The answer must be a single number: the count of lines in these records that hold "progress".

'''

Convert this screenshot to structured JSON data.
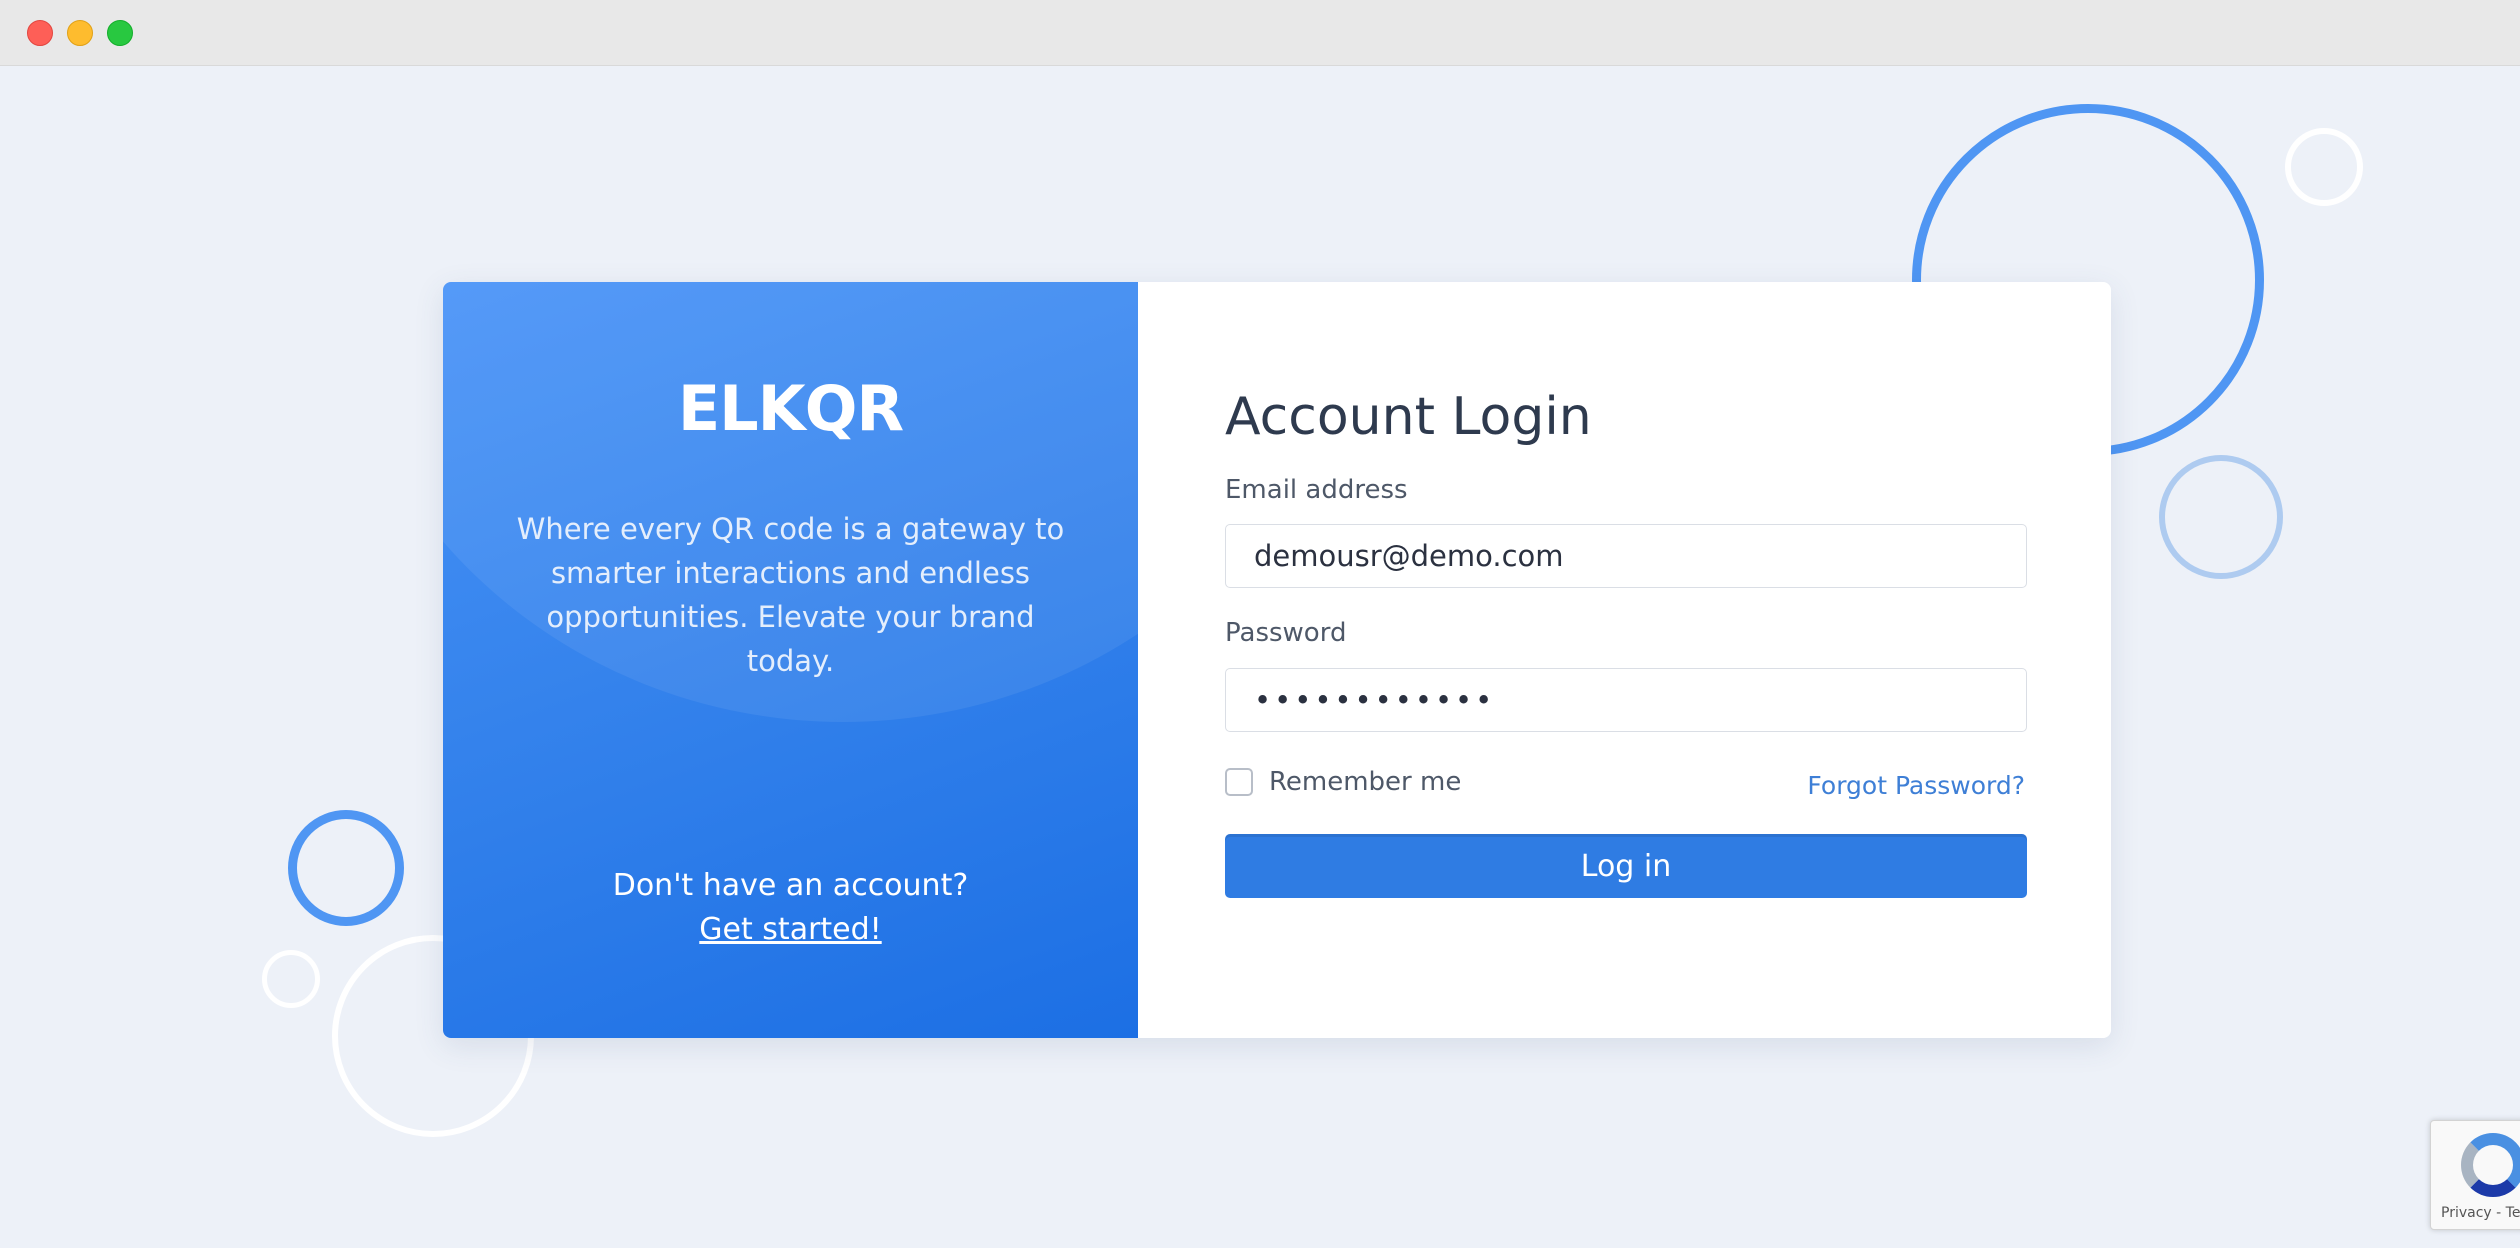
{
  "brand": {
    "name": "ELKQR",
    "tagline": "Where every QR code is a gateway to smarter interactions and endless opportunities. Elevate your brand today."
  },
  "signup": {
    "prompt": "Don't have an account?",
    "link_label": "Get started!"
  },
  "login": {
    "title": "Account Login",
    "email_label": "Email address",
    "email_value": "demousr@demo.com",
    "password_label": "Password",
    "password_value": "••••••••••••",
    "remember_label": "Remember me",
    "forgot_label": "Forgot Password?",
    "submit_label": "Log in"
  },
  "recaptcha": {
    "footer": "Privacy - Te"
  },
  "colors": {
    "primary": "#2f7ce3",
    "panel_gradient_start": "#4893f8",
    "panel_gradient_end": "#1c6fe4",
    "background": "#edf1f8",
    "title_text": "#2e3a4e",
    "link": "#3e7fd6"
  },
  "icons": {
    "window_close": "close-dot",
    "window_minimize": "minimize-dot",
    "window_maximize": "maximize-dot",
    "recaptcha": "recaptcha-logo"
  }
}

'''
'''

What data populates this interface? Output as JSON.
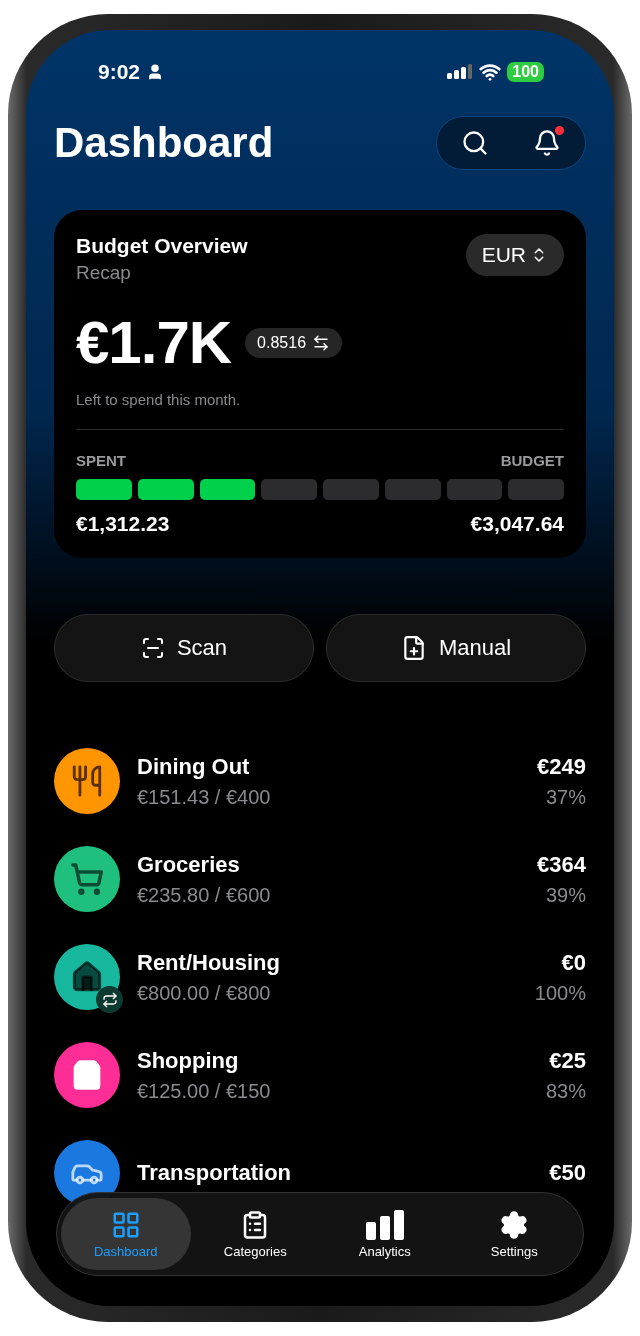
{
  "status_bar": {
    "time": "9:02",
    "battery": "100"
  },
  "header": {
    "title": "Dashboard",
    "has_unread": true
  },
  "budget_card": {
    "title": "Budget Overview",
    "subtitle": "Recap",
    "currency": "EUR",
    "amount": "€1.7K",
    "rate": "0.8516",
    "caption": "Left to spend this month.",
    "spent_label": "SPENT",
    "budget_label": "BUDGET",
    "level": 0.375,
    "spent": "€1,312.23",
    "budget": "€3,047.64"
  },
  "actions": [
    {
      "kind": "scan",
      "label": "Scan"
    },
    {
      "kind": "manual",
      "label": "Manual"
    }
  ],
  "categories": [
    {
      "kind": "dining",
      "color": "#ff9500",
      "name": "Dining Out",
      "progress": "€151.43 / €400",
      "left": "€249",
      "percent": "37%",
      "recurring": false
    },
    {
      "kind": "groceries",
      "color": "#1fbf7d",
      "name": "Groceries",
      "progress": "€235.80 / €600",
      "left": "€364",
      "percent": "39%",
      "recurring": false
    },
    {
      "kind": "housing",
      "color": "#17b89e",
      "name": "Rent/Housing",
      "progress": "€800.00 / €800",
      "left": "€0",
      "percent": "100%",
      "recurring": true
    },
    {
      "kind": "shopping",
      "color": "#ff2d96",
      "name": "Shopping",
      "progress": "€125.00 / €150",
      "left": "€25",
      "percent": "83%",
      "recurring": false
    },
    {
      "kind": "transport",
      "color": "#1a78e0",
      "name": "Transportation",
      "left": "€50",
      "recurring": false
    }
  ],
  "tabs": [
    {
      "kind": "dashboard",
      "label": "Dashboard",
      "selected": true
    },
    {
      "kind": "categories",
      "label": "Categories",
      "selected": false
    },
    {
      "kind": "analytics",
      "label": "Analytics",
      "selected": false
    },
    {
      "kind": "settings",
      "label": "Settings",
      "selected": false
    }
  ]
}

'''

Written solution: 4